→ **Data records**:
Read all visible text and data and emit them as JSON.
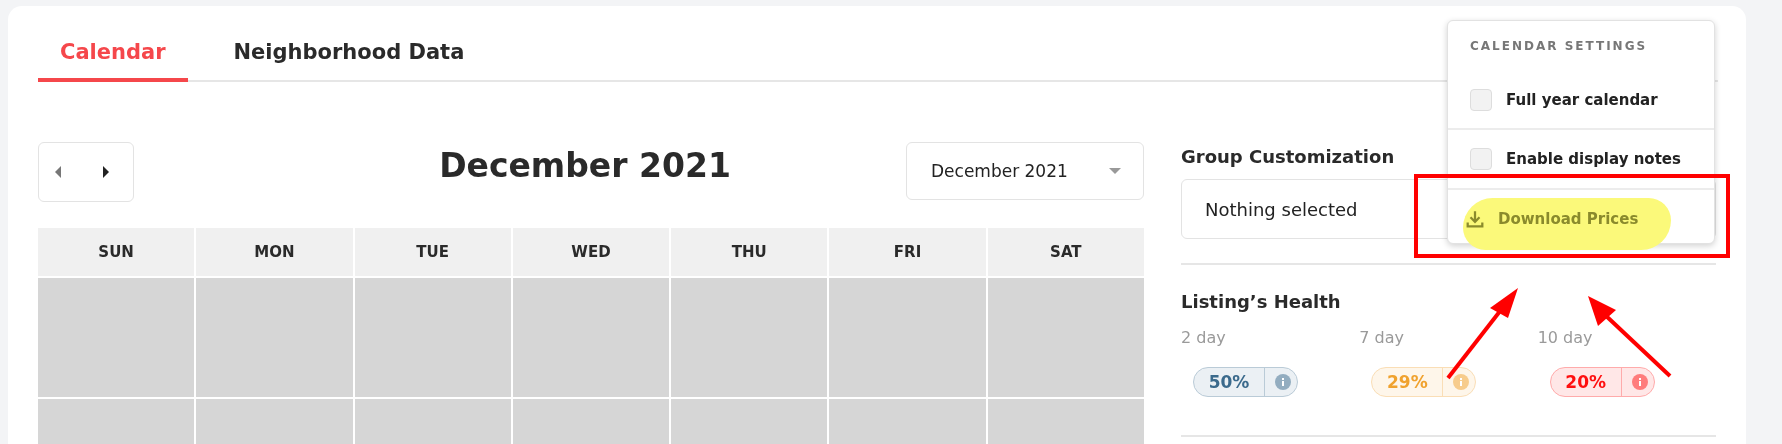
{
  "tabs": [
    {
      "label": "Calendar",
      "selected": true
    },
    {
      "label": "Neighborhood Data",
      "selected": false
    }
  ],
  "calendar": {
    "title": "December 2021",
    "month_select": {
      "value": "December 2021"
    },
    "weekdays": [
      "SUN",
      "MON",
      "TUE",
      "WED",
      "THU",
      "FRI",
      "SAT"
    ]
  },
  "group_customization": {
    "title": "Group Customization",
    "select": {
      "placeholder": "Nothing selected"
    }
  },
  "listing_health": {
    "title": "Listing’s Health",
    "items": [
      {
        "label": "2 day",
        "value": "50%",
        "color": "#3b6a8c"
      },
      {
        "label": "7 day",
        "value": "29%",
        "color": "#f0a22e"
      },
      {
        "label": "10 day",
        "value": "20%",
        "color": "#ff1010"
      }
    ]
  },
  "calendar_settings": {
    "title": "CALENDAR SETTINGS",
    "options": [
      {
        "label": "Full year calendar",
        "checked": false
      },
      {
        "label": "Enable display notes",
        "checked": false
      }
    ],
    "action": "Download Prices"
  }
}
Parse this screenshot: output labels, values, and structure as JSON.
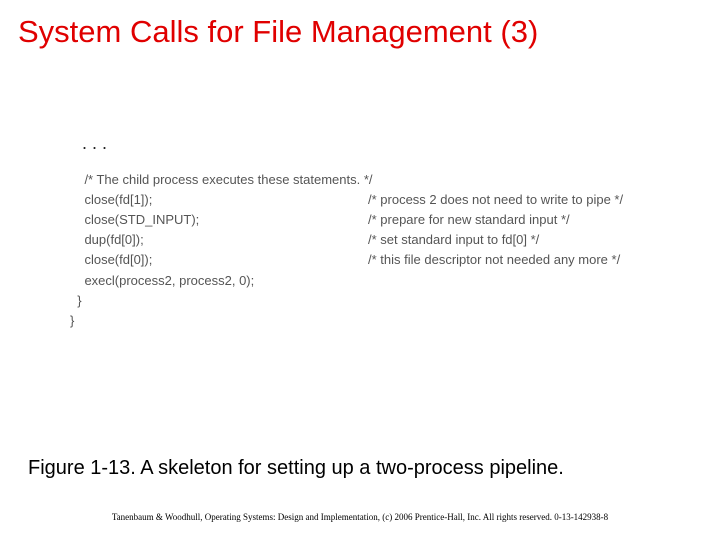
{
  "title": "System Calls for File Management (3)",
  "ellipsis": ". . .",
  "code": {
    "commentHeader": "    /* The child process executes these statements. */",
    "lines": [
      {
        "code": "    close(fd[1]);",
        "comment": "/* process 2 does not need to write to pipe */"
      },
      {
        "code": "    close(STD_INPUT);",
        "comment": "/* prepare for new standard input */"
      },
      {
        "code": "    dup(fd[0]);",
        "comment": "/* set standard input to fd[0] */"
      },
      {
        "code": "    close(fd[0]);",
        "comment": "/* this file descriptor not needed any more */"
      },
      {
        "code": "    execl(process2, process2, 0);",
        "comment": ""
      }
    ],
    "brace1": "  }",
    "brace2": "}"
  },
  "caption": "Figure 1-13. A skeleton for setting up a two-process pipeline.",
  "footer": "Tanenbaum & Woodhull, Operating Systems: Design and Implementation, (c) 2006 Prentice-Hall, Inc. All rights reserved. 0-13-142938-8"
}
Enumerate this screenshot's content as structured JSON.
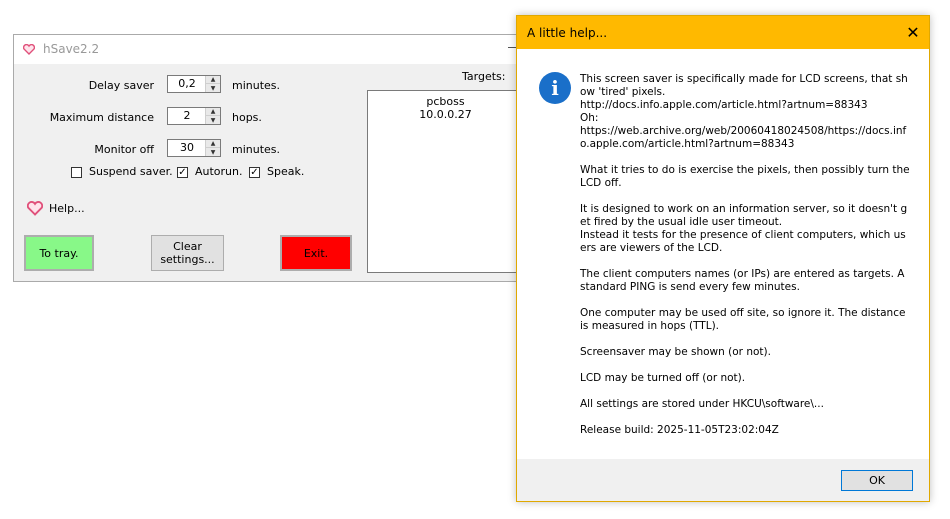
{
  "main_window": {
    "title": "hSave2.2",
    "delay_saver": {
      "label": "Delay saver",
      "value": "0,2",
      "unit": "minutes."
    },
    "max_distance": {
      "label": "Maximum distance",
      "value": "2",
      "unit": "hops."
    },
    "monitor_off": {
      "label": "Monitor off",
      "value": "30",
      "unit": "minutes."
    },
    "checkboxes": [
      {
        "label": "Suspend saver.",
        "checked": false,
        "mark": ""
      },
      {
        "label": "Autorun.",
        "checked": true,
        "mark": "✓"
      },
      {
        "label": "Speak.",
        "checked": true,
        "mark": "✓"
      }
    ],
    "help_label": "Help...",
    "targets_label": "Targets:",
    "targets": [
      "pcboss",
      "10.0.0.27"
    ],
    "buttons": {
      "tray": "To tray.",
      "clear_line1": "Clear",
      "clear_line2": "settings...",
      "exit": "Exit."
    },
    "colors": {
      "tray": "#88f888",
      "exit": "#ff0000"
    }
  },
  "help_dialog": {
    "title": "A little help...",
    "close_glyph": "✕",
    "icon": "info-icon",
    "icon_glyph": "i",
    "text": "This screen saver is specifically made for LCD screens, that show 'tired' pixels.\nhttp://docs.info.apple.com/article.html?artnum=88343\nOh:\nhttps://web.archive.org/web/20060418024508/https://docs.info.apple.com/article.html?artnum=88343\n\nWhat it tries to do is exercise the pixels, then possibly turn the LCD off.\n\nIt is designed to work on an information server, so it doesn't get fired by the usual idle user timeout.\nInstead it tests for the presence of client computers, which users are viewers of the LCD.\n\nThe client computers names (or IPs) are entered as targets. A standard PING is send every few minutes.\n\nOne computer may be used off site, so ignore it. The distance is measured in hops (TTL).\n\nScreensaver may be shown (or not).\n\nLCD may be turned off (or not).\n\nAll settings are stored under HKCU\\software\\...\n\nRelease build: 2025-11-05T23:02:04Z",
    "ok_label": "OK",
    "title_color": "#ffb900"
  }
}
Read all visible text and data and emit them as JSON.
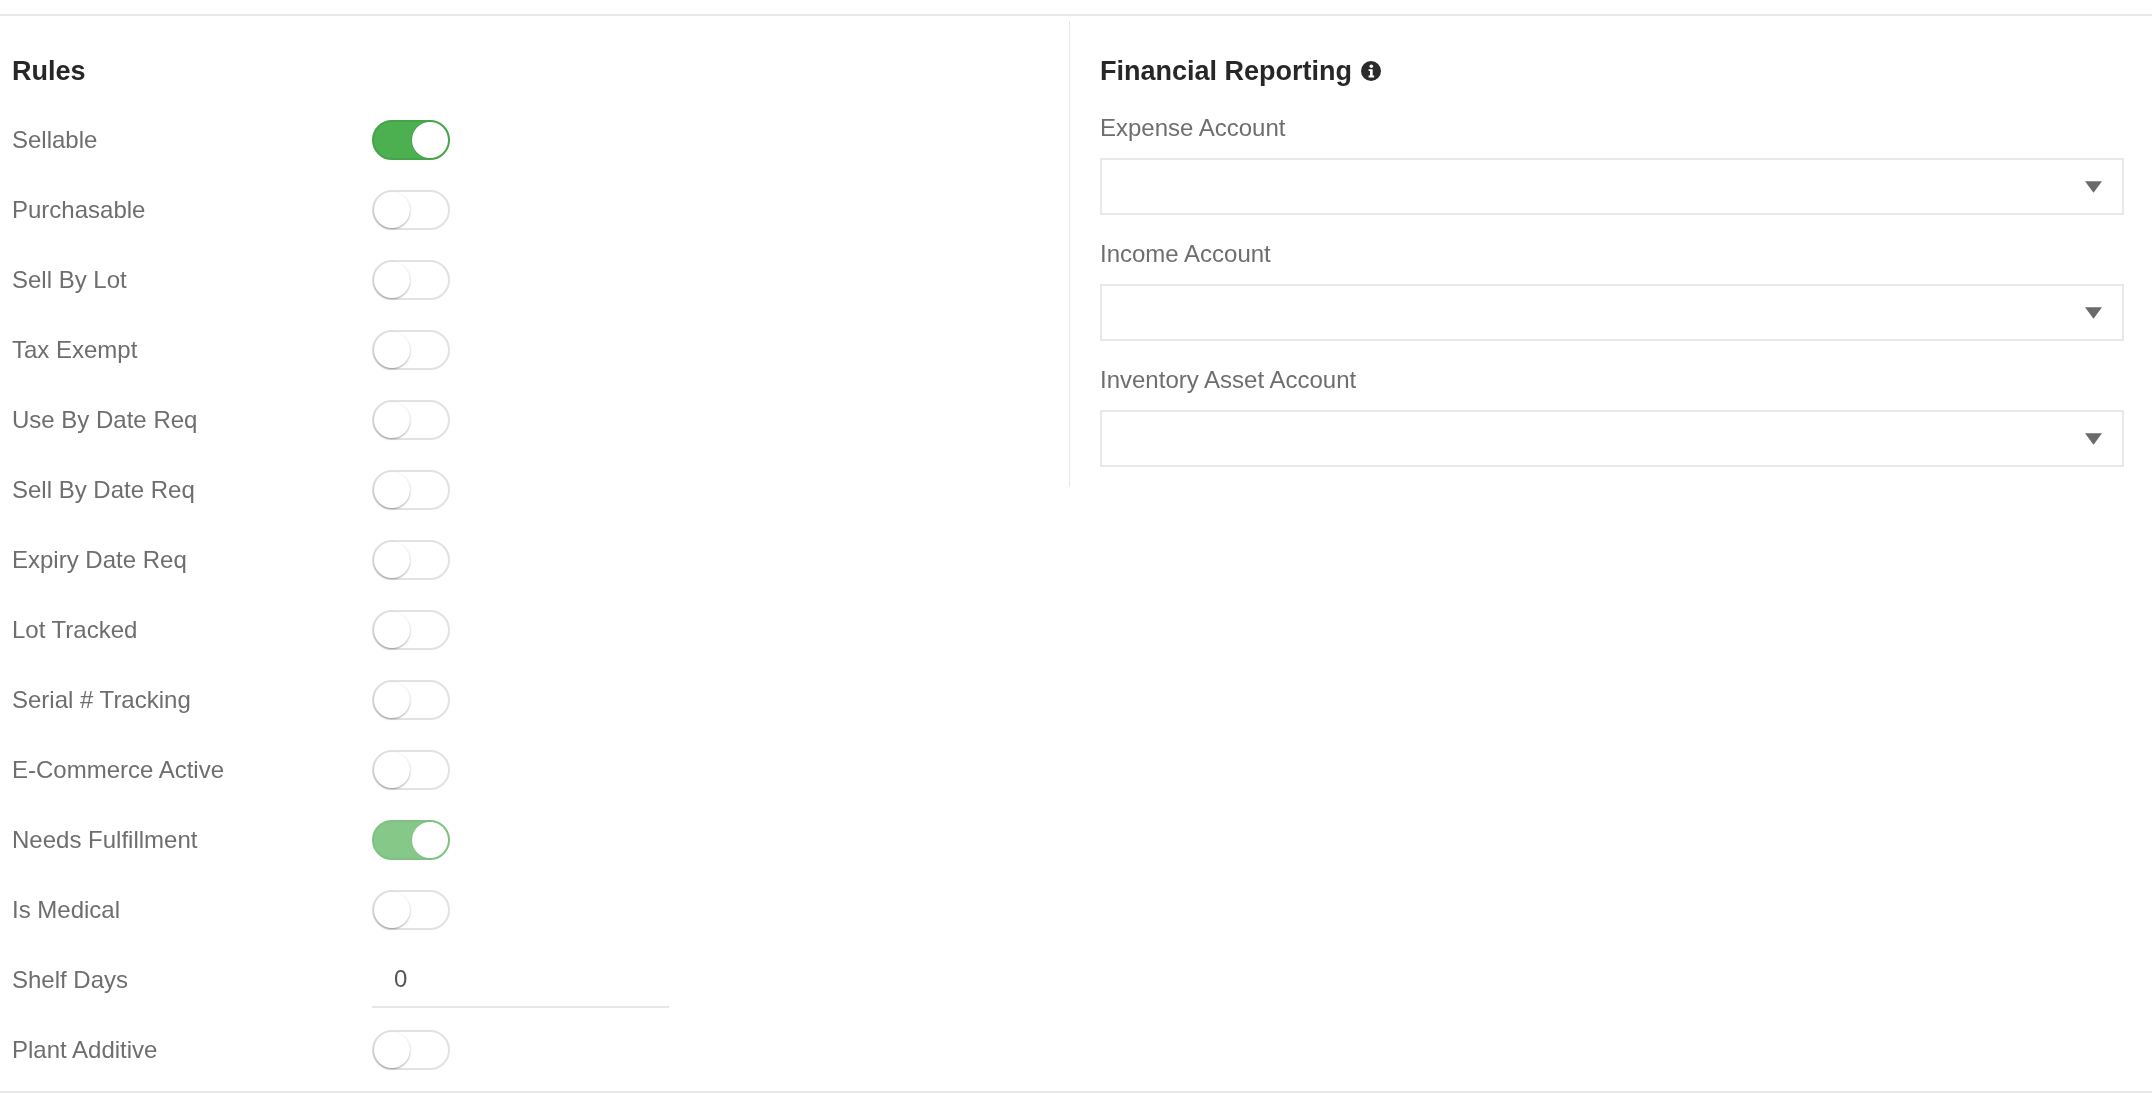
{
  "rules": {
    "title": "Rules",
    "items": [
      {
        "kind": "toggle",
        "label": "Sellable",
        "on": true,
        "disabled": false
      },
      {
        "kind": "toggle",
        "label": "Purchasable",
        "on": false,
        "disabled": false
      },
      {
        "kind": "toggle",
        "label": "Sell By Lot",
        "on": false,
        "disabled": false
      },
      {
        "kind": "toggle",
        "label": "Tax Exempt",
        "on": false,
        "disabled": false
      },
      {
        "kind": "toggle",
        "label": "Use By Date Req",
        "on": false,
        "disabled": false
      },
      {
        "kind": "toggle",
        "label": "Sell By Date Req",
        "on": false,
        "disabled": false
      },
      {
        "kind": "toggle",
        "label": "Expiry Date Req",
        "on": false,
        "disabled": false
      },
      {
        "kind": "toggle",
        "label": "Lot Tracked",
        "on": false,
        "disabled": false
      },
      {
        "kind": "toggle",
        "label": "Serial # Tracking",
        "on": false,
        "disabled": false
      },
      {
        "kind": "toggle",
        "label": "E-Commerce Active",
        "on": false,
        "disabled": false
      },
      {
        "kind": "toggle",
        "label": "Needs Fulfillment",
        "on": true,
        "disabled": true
      },
      {
        "kind": "toggle",
        "label": "Is Medical",
        "on": false,
        "disabled": false
      },
      {
        "kind": "number",
        "label": "Shelf Days",
        "value": "0"
      },
      {
        "kind": "toggle",
        "label": "Plant Additive",
        "on": false,
        "disabled": false
      }
    ]
  },
  "financial_reporting": {
    "title": "Financial Reporting",
    "fields": [
      {
        "label": "Expense Account"
      },
      {
        "label": "Income Account"
      },
      {
        "label": "Inventory Asset Account"
      }
    ]
  }
}
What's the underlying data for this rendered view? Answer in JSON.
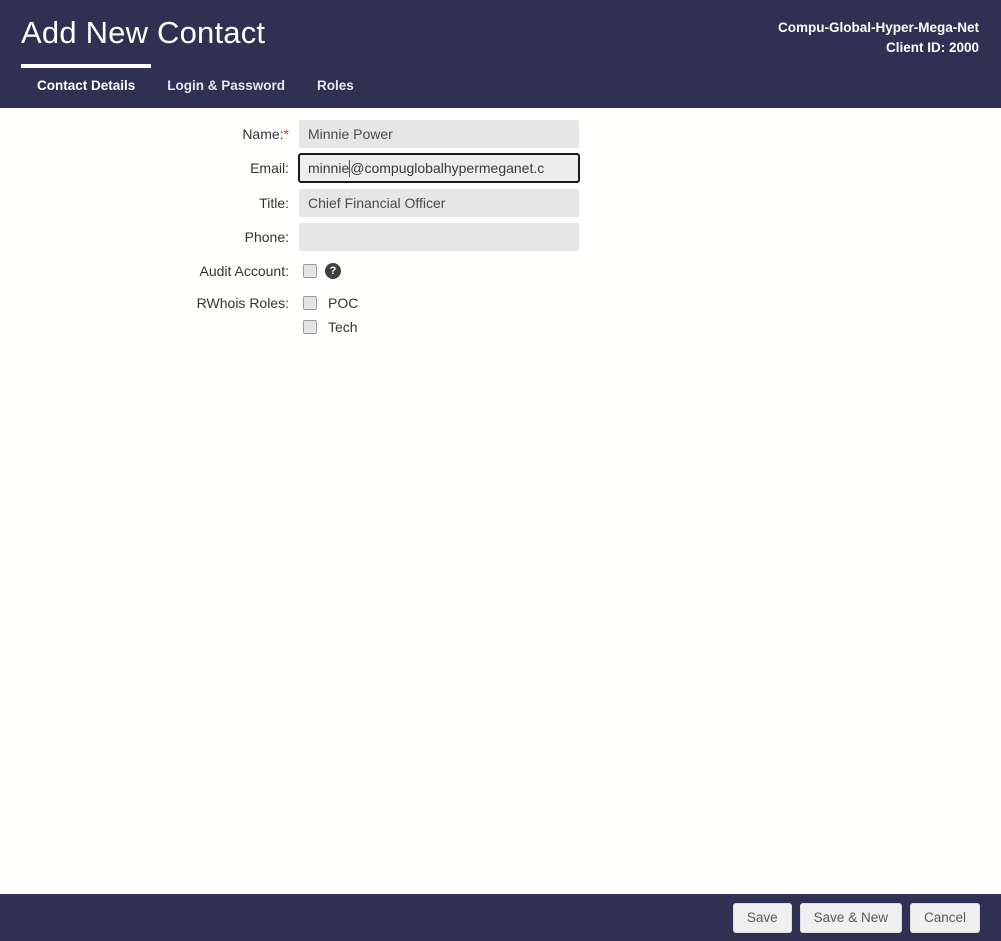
{
  "header": {
    "title": "Add New Contact",
    "org_name": "Compu-Global-Hyper-Mega-Net",
    "client_id": "Client ID: 2000",
    "tabs": [
      {
        "label": "Contact Details",
        "active": true
      },
      {
        "label": "Login & Password",
        "active": false
      },
      {
        "label": "Roles",
        "active": false
      }
    ]
  },
  "form": {
    "name": {
      "label": "Name:",
      "required_marker": "*",
      "value": "Minnie Power",
      "placeholder": ""
    },
    "email": {
      "label": "Email:",
      "value_before_caret": "minnie",
      "value_after_caret": "@compuglobalhypermeganet.c",
      "full_value": "minnie@compuglobalhypermeganet.c",
      "placeholder": "",
      "focused": true
    },
    "title": {
      "label": "Title:",
      "value": "Chief Financial Officer",
      "placeholder": ""
    },
    "phone": {
      "label": "Phone:",
      "value": "",
      "placeholder": ""
    },
    "audit_account": {
      "label": "Audit Account:",
      "checked": false,
      "help_icon": "question-mark-icon",
      "help_glyph": "?"
    },
    "rwhois_roles": {
      "label": "RWhois Roles:",
      "options": [
        {
          "label": "POC",
          "checked": false
        },
        {
          "label": "Tech",
          "checked": false
        }
      ]
    }
  },
  "footer": {
    "buttons": [
      {
        "label": "Save",
        "name": "save-button"
      },
      {
        "label": "Save & New",
        "name": "save-and-new-button"
      },
      {
        "label": "Cancel",
        "name": "cancel-button"
      }
    ]
  },
  "colors": {
    "header_bg": "#2f3052",
    "page_bg": "#fffffd",
    "input_bg": "#e6e6e6",
    "required_red": "#c0392b",
    "button_bg": "#f0f0f0"
  }
}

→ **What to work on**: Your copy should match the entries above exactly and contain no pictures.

→ **Exercise result**:
Read all visible text and data and emit them as JSON.
{
  "tabs": [
    {
      "label": "Calendar",
      "selected": true
    },
    {
      "label": "Neighborhood Data",
      "selected": false
    }
  ],
  "calendar": {
    "title": "December 2021",
    "month_select": {
      "value": "December 2021"
    },
    "weekdays": [
      "SUN",
      "MON",
      "TUE",
      "WED",
      "THU",
      "FRI",
      "SAT"
    ]
  },
  "group_customization": {
    "title": "Group Customization",
    "select": {
      "placeholder": "Nothing selected"
    }
  },
  "listing_health": {
    "title": "Listing’s Health",
    "items": [
      {
        "label": "2 day",
        "value": "50%",
        "color": "#3b6a8c"
      },
      {
        "label": "7 day",
        "value": "29%",
        "color": "#f0a22e"
      },
      {
        "label": "10 day",
        "value": "20%",
        "color": "#ff1010"
      }
    ]
  },
  "calendar_settings": {
    "title": "CALENDAR SETTINGS",
    "options": [
      {
        "label": "Full year calendar",
        "checked": false
      },
      {
        "label": "Enable display notes",
        "checked": false
      }
    ],
    "action": "Download Prices"
  }
}
Parse this screenshot: output labels, values, and structure as JSON.
{
  "title": "System Calls for File Management (3)",
  "ellipsis": ". . .",
  "code": {
    "commentHeader": "    /* The child process executes these statements. */",
    "lines": [
      {
        "code": "    close(fd[1]);",
        "comment": "/* process 2 does not need to write to pipe */"
      },
      {
        "code": "    close(STD_INPUT);",
        "comment": "/* prepare for new standard input */"
      },
      {
        "code": "    dup(fd[0]);",
        "comment": "/* set standard input to fd[0] */"
      },
      {
        "code": "    close(fd[0]);",
        "comment": "/* this file descriptor not needed any more */"
      },
      {
        "code": "    execl(process2, process2, 0);",
        "comment": ""
      }
    ],
    "brace1": "  }",
    "brace2": "}"
  },
  "caption": "Figure 1-13. A skeleton for setting up a two-process pipeline.",
  "footer": "Tanenbaum & Woodhull, Operating Systems: Design and Implementation, (c) 2006 Prentice-Hall, Inc. All rights reserved. 0-13-142938-8"
}
Enumerate this screenshot's content as structured JSON.
{
  "main_window": {
    "title": "hSave2.2",
    "delay_saver": {
      "label": "Delay saver",
      "value": "0,2",
      "unit": "minutes."
    },
    "max_distance": {
      "label": "Maximum distance",
      "value": "2",
      "unit": "hops."
    },
    "monitor_off": {
      "label": "Monitor off",
      "value": "30",
      "unit": "minutes."
    },
    "checkboxes": [
      {
        "label": "Suspend saver.",
        "checked": false,
        "mark": ""
      },
      {
        "label": "Autorun.",
        "checked": true,
        "mark": "✓"
      },
      {
        "label": "Speak.",
        "checked": true,
        "mark": "✓"
      }
    ],
    "help_label": "Help...",
    "targets_label": "Targets:",
    "targets": [
      "pcboss",
      "10.0.0.27"
    ],
    "buttons": {
      "tray": "To tray.",
      "clear_line1": "Clear",
      "clear_line2": "settings...",
      "exit": "Exit."
    },
    "colors": {
      "tray": "#88f888",
      "exit": "#ff0000"
    }
  },
  "help_dialog": {
    "title": "A little help...",
    "close_glyph": "✕",
    "icon": "info-icon",
    "icon_glyph": "i",
    "text": "This screen saver is specifically made for LCD screens, that show 'tired' pixels.\nhttp://docs.info.apple.com/article.html?artnum=88343\nOh:\nhttps://web.archive.org/web/20060418024508/https://docs.info.apple.com/article.html?artnum=88343\n\nWhat it tries to do is exercise the pixels, then possibly turn the LCD off.\n\nIt is designed to work on an information server, so it doesn't get fired by the usual idle user timeout.\nInstead it tests for the presence of client computers, which users are viewers of the LCD.\n\nThe client computers names (or IPs) are entered as targets. A standard PING is send every few minutes.\n\nOne computer may be used off site, so ignore it. The distance is measured in hops (TTL).\n\nScreensaver may be shown (or not).\n\nLCD may be turned off (or not).\n\nAll settings are stored under HKCU\\software\\...\n\nRelease build: 2025-11-05T23:02:04Z",
    "ok_label": "OK",
    "title_color": "#ffb900"
  }
}
Read all visible text and data and emit them as JSON.
{
  "rules": {
    "title": "Rules",
    "items": [
      {
        "kind": "toggle",
        "label": "Sellable",
        "on": true,
        "disabled": false
      },
      {
        "kind": "toggle",
        "label": "Purchasable",
        "on": false,
        "disabled": false
      },
      {
        "kind": "toggle",
        "label": "Sell By Lot",
        "on": false,
        "disabled": false
      },
      {
        "kind": "toggle",
        "label": "Tax Exempt",
        "on": false,
        "disabled": false
      },
      {
        "kind": "toggle",
        "label": "Use By Date Req",
        "on": false,
        "disabled": false
      },
      {
        "kind": "toggle",
        "label": "Sell By Date Req",
        "on": false,
        "disabled": false
      },
      {
        "kind": "toggle",
        "label": "Expiry Date Req",
        "on": false,
        "disabled": false
      },
      {
        "kind": "toggle",
        "label": "Lot Tracked",
        "on": false,
        "disabled": false
      },
      {
        "kind": "toggle",
        "label": "Serial # Tracking",
        "on": false,
        "disabled": false
      },
      {
        "kind": "toggle",
        "label": "E-Commerce Active",
        "on": false,
        "disabled": false
      },
      {
        "kind": "toggle",
        "label": "Needs Fulfillment",
        "on": true,
        "disabled": true
      },
      {
        "kind": "toggle",
        "label": "Is Medical",
        "on": false,
        "disabled": false
      },
      {
        "kind": "number",
        "label": "Shelf Days",
        "value": "0"
      },
      {
        "kind": "toggle",
        "label": "Plant Additive",
        "on": false,
        "disabled": false
      }
    ]
  },
  "financial_reporting": {
    "title": "Financial Reporting",
    "fields": [
      {
        "label": "Expense Account"
      },
      {
        "label": "Income Account"
      },
      {
        "label": "Inventory Asset Account"
      }
    ]
  }
}
What's the underlying data for this rendered view? Answer in JSON.
{
  "header": {
    "title": "Add New Contact",
    "org_name": "Compu-Global-Hyper-Mega-Net",
    "client_id": "Client ID: 2000",
    "tabs": [
      {
        "label": "Contact Details",
        "active": true
      },
      {
        "label": "Login & Password",
        "active": false
      },
      {
        "label": "Roles",
        "active": false
      }
    ]
  },
  "form": {
    "name": {
      "label": "Name:",
      "required_marker": "*",
      "value": "Minnie Power",
      "placeholder": ""
    },
    "email": {
      "label": "Email:",
      "value_before_caret": "minnie",
      "value_after_caret": "@compuglobalhypermeganet.c",
      "full_value": "minnie@compuglobalhypermeganet.c",
      "placeholder": "",
      "focused": true
    },
    "title": {
      "label": "Title:",
      "value": "Chief Financial Officer",
      "placeholder": ""
    },
    "phone": {
      "label": "Phone:",
      "value": "",
      "placeholder": ""
    },
    "audit_account": {
      "label": "Audit Account:",
      "checked": false,
      "help_icon": "question-mark-icon",
      "help_glyph": "?"
    },
    "rwhois_roles": {
      "label": "RWhois Roles:",
      "options": [
        {
          "label": "POC",
          "checked": false
        },
        {
          "label": "Tech",
          "checked": false
        }
      ]
    }
  },
  "footer": {
    "buttons": [
      {
        "label": "Save",
        "name": "save-button"
      },
      {
        "label": "Save & New",
        "name": "save-and-new-button"
      },
      {
        "label": "Cancel",
        "name": "cancel-button"
      }
    ]
  },
  "colors": {
    "header_bg": "#2f3052",
    "page_bg": "#fffffd",
    "input_bg": "#e6e6e6",
    "required_red": "#c0392b",
    "button_bg": "#f0f0f0"
  }
}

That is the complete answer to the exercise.